This article is not about what a Hybrid Cloud is. It is about why it is the next “Big Thing”.
Cloud computing took off about 15 years ago, as companies started to outsource their web-hosting, data centres, core computer systems and many applications to a few big providers. Cloud computing was popularized with Amazon releasing its Elastic Compute Cloud in 2006. Now, Amazon remains the major player in the cloud market.
Growth towards the clouds
The cloud market size is at $371.4 Billion in 2020 and expected to grow to $832.1 Billion by 2025 at a growth rate of 17.5% a year [source].
This is already a huge market and a growing one. The pandemic has shown just how critical the cloud has become. The shift towards the cloud will rather accelerate due to digitization, with the economy’s main functions depending on it, a wide range of e-commerce sites and applications that let you work from home.
At the moment, there are three main cloud providers: Amazon Web Services, Microsoft Azure and Google Cloud. We can add to this list if we are to include the Chinese market as well.
Amazon remains the biggest player, with Microsoft and Google putting up a fierce fight increasing its market share. Looking at China, Alibaba and Tencent are the companies controlling the market over there. Even though the field is already highly competitive, more companies are coming to the fight, with IBM recently announcing it would spin off part of its services business to focus on the cloud and AI; and Oracle’s bidding for TikTok in an effort to secure an anchor-customer for its new cloud operation.
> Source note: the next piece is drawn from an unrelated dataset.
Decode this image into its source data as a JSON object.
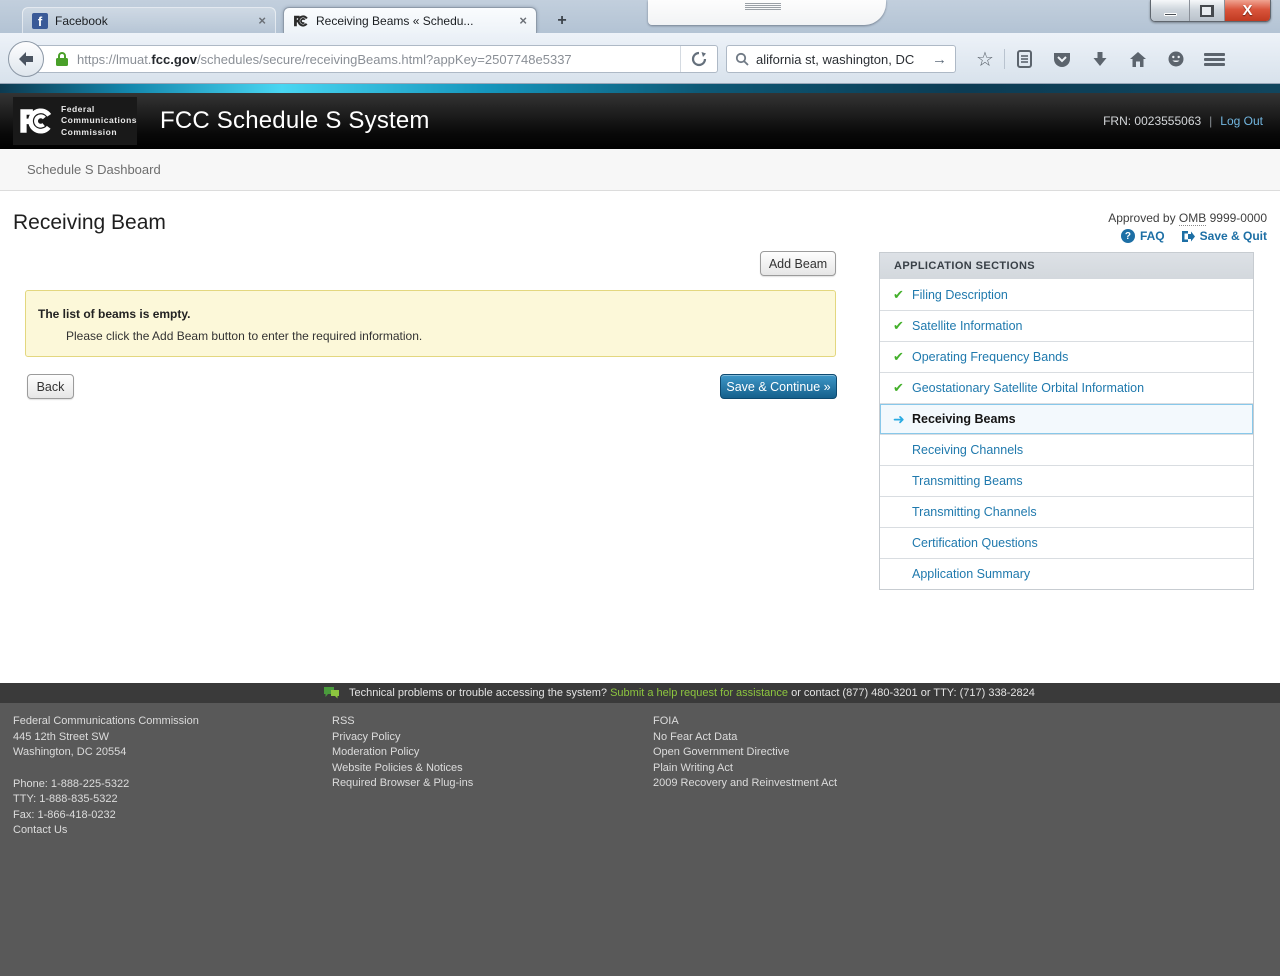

The fact is that the market remains fragmented and the cloud providers are fiercely fighting for this market.
A case for an “uber” Cloud
Yet individual firms can benefit using more than one cloud provider based on multiple reasons:
- Avoid vendor lock-in
- Exploit price differences across providers
- Use provider-specific features
- On-premise infrastructure as backup and recovery capability
- Compliance with data-localisation requirements